• [Exercise aim] Check each line of the entries for the string "Leeds". Report only how many lines have it.

• [Materials provided]

====================

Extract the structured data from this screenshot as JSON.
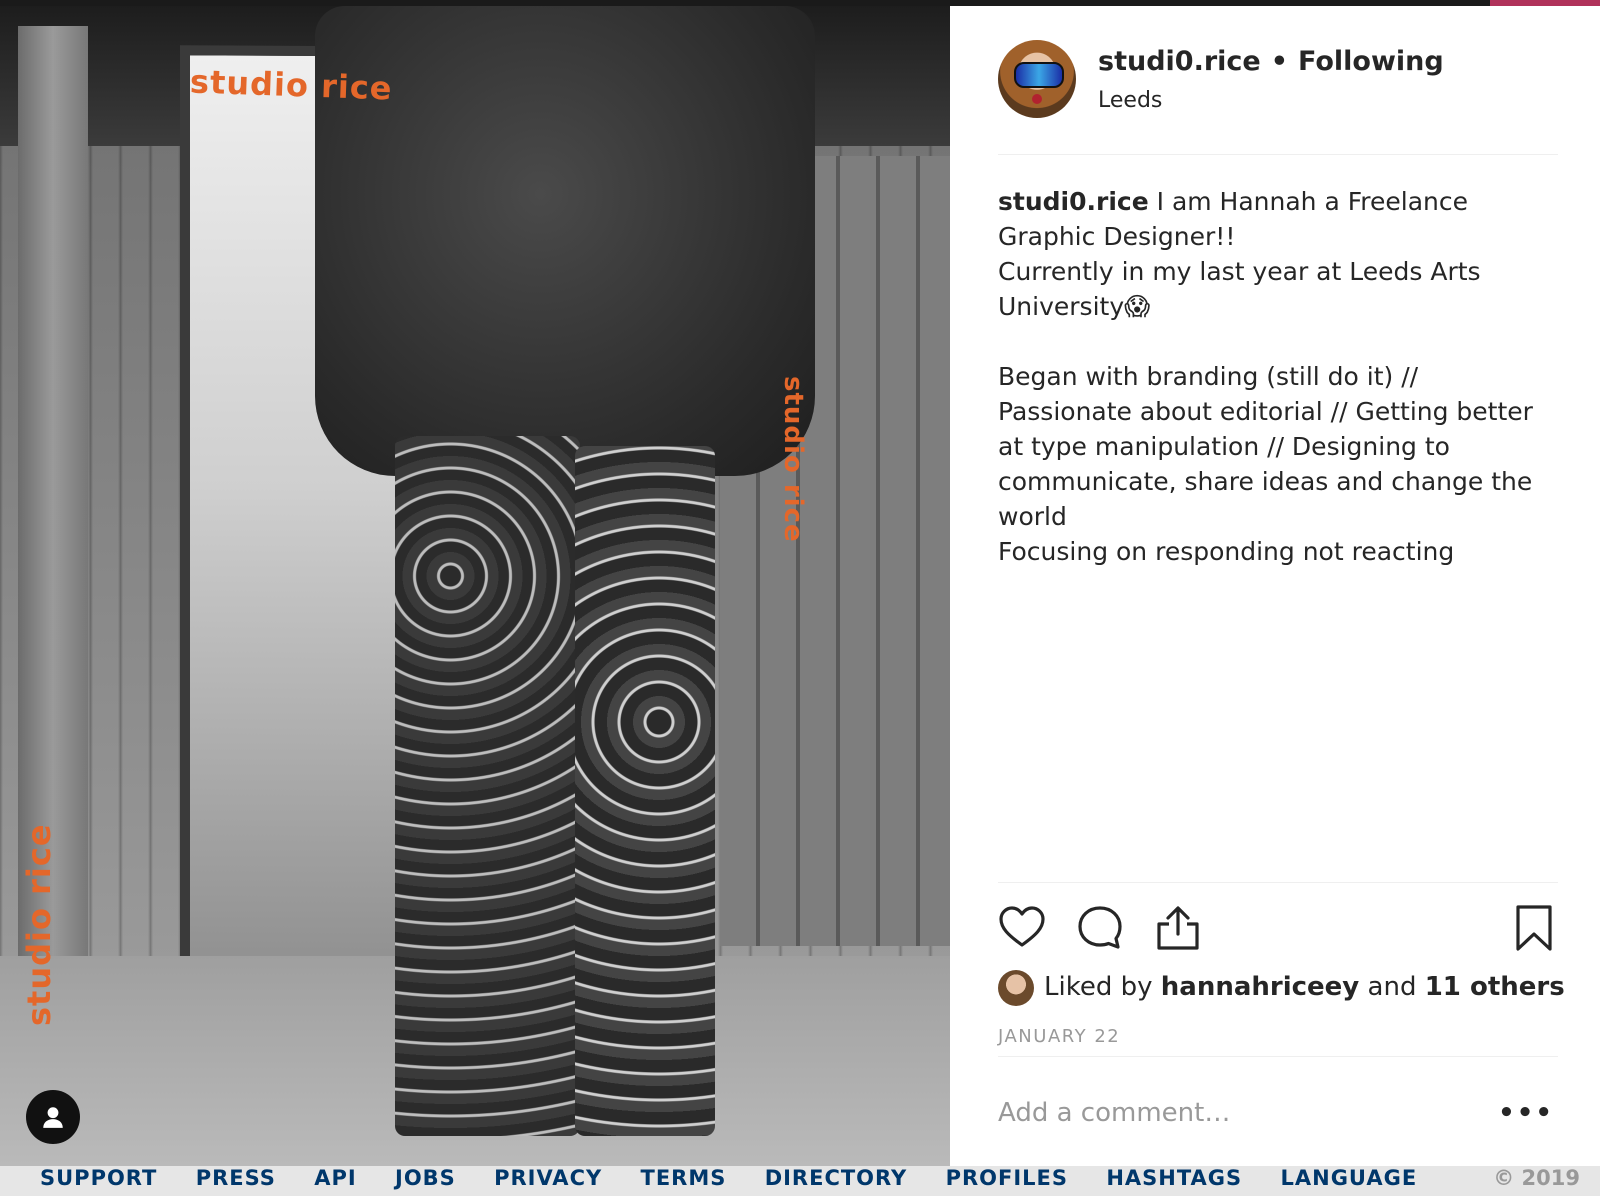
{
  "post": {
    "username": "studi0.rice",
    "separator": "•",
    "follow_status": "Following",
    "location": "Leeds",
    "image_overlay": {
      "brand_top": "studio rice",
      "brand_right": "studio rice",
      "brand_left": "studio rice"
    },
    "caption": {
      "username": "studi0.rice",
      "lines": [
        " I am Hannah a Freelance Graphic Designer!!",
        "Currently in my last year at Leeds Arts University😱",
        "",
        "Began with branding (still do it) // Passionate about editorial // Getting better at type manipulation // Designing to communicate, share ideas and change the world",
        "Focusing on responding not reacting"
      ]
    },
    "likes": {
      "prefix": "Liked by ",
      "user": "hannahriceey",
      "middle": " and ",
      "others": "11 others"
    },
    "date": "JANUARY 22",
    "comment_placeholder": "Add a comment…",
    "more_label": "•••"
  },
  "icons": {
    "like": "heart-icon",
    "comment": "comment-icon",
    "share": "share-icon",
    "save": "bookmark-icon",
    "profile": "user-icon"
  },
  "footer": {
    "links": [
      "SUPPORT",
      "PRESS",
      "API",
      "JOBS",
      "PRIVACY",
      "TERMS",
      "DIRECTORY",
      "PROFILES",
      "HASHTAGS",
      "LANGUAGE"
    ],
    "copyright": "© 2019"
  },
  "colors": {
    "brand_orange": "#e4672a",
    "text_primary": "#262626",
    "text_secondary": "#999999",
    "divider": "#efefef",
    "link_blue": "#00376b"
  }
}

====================

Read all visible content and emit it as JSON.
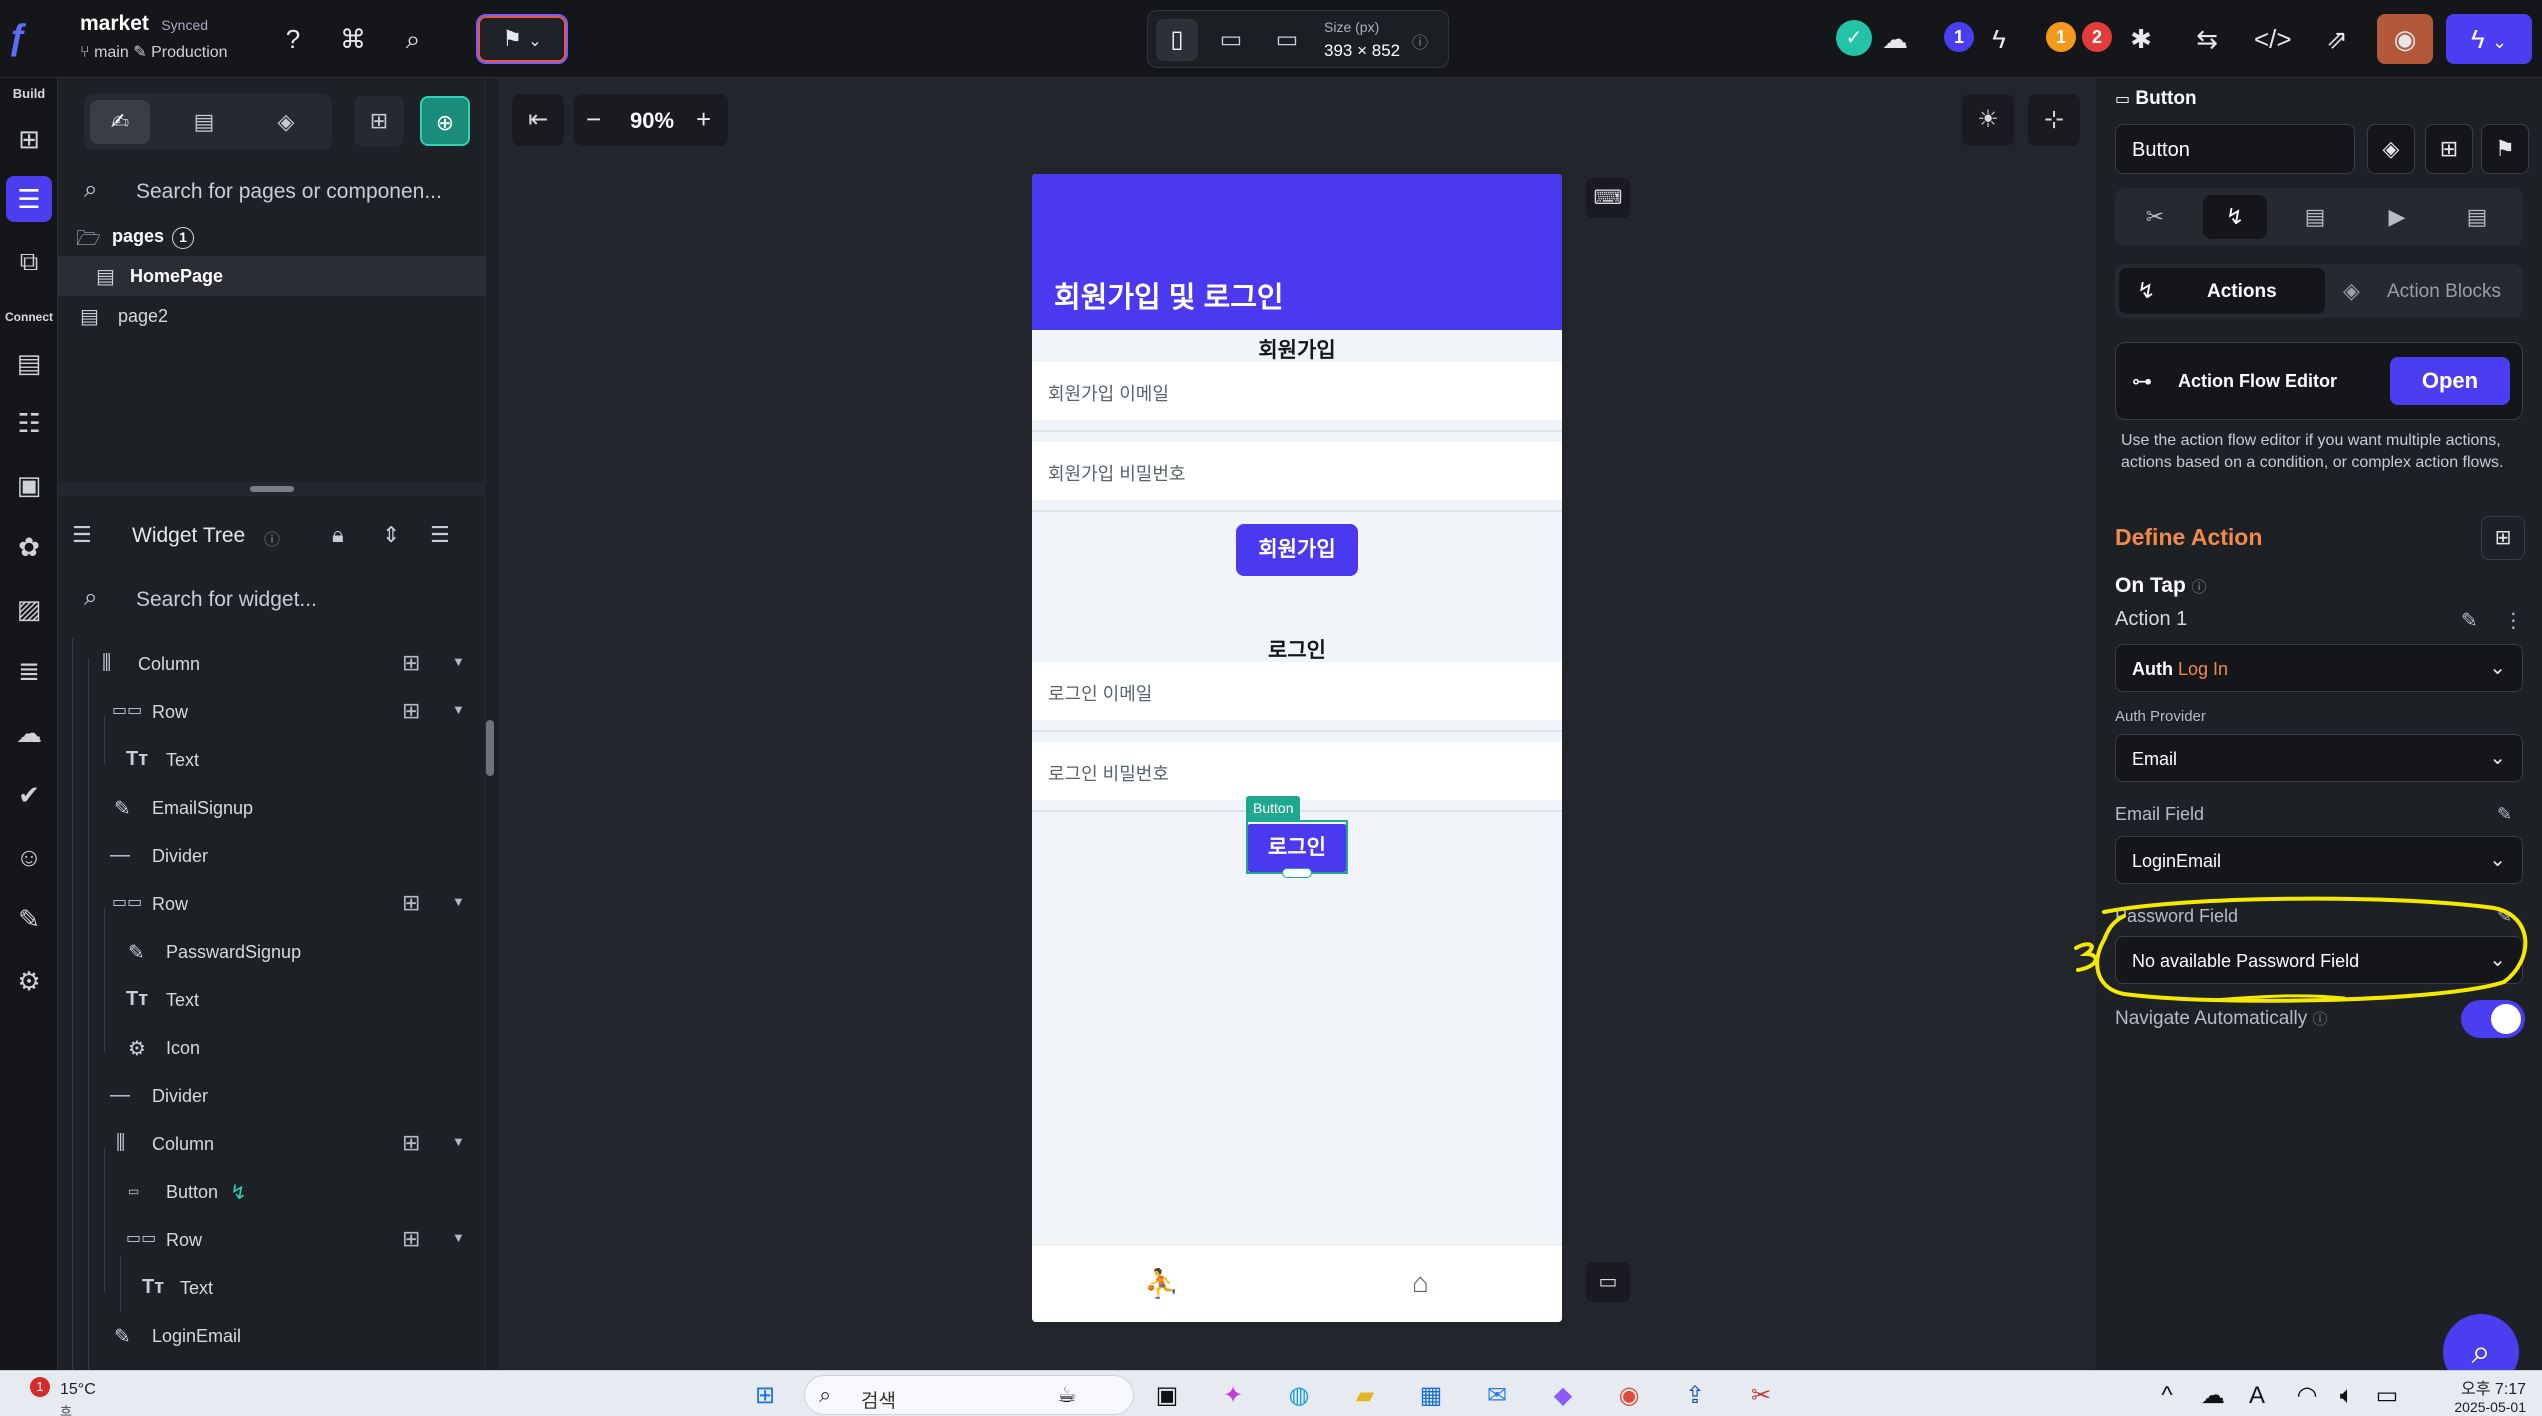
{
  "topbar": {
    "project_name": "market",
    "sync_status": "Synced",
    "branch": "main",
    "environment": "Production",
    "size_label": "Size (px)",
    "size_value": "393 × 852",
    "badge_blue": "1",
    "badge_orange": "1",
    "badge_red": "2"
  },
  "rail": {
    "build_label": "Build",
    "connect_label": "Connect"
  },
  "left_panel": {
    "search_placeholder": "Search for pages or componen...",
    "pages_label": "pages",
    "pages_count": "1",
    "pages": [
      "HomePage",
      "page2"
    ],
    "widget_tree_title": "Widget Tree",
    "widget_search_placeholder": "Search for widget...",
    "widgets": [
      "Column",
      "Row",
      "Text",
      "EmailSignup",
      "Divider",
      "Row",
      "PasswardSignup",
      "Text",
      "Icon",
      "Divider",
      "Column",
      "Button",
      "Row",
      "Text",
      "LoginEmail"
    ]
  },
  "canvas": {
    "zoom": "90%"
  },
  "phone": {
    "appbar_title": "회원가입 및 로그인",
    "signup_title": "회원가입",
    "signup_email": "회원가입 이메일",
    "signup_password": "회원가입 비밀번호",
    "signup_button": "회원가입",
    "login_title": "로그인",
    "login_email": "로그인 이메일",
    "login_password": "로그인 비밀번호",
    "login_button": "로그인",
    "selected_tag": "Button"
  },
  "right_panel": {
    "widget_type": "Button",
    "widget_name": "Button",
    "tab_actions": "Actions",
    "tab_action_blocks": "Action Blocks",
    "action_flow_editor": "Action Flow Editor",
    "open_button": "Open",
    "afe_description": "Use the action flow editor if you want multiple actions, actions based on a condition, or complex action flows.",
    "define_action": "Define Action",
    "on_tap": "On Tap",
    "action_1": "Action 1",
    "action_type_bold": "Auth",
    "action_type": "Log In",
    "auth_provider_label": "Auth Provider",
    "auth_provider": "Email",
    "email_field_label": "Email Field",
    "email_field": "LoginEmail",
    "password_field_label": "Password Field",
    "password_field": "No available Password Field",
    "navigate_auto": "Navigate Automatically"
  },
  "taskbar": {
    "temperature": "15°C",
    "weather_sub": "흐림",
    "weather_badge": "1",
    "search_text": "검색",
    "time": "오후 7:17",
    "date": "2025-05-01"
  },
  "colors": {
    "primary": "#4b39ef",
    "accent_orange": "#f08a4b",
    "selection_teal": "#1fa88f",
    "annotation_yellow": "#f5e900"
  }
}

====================

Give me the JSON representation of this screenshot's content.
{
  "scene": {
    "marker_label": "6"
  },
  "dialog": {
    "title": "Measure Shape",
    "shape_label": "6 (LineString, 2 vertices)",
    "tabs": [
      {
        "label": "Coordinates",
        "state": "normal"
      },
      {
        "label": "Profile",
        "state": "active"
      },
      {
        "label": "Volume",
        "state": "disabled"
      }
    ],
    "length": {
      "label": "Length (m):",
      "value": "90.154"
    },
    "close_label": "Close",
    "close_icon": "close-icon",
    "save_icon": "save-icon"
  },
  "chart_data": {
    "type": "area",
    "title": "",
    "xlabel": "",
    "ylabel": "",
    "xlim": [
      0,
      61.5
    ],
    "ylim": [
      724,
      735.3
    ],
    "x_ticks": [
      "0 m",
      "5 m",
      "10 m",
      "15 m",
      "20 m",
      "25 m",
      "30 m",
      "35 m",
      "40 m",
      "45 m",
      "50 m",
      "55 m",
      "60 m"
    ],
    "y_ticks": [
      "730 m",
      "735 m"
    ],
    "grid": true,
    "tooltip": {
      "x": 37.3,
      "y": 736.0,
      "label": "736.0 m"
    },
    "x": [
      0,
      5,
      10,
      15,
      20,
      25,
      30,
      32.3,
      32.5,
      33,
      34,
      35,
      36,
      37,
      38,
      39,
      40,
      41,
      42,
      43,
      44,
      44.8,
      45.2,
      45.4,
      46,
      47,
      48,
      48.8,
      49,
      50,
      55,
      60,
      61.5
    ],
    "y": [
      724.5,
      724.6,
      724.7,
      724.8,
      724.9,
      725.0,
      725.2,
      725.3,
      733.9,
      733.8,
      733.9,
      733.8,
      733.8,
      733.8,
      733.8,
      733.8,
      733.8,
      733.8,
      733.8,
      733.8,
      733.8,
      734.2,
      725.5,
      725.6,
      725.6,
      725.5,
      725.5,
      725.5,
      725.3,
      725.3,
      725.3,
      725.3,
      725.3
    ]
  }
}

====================

• [Task answer] 2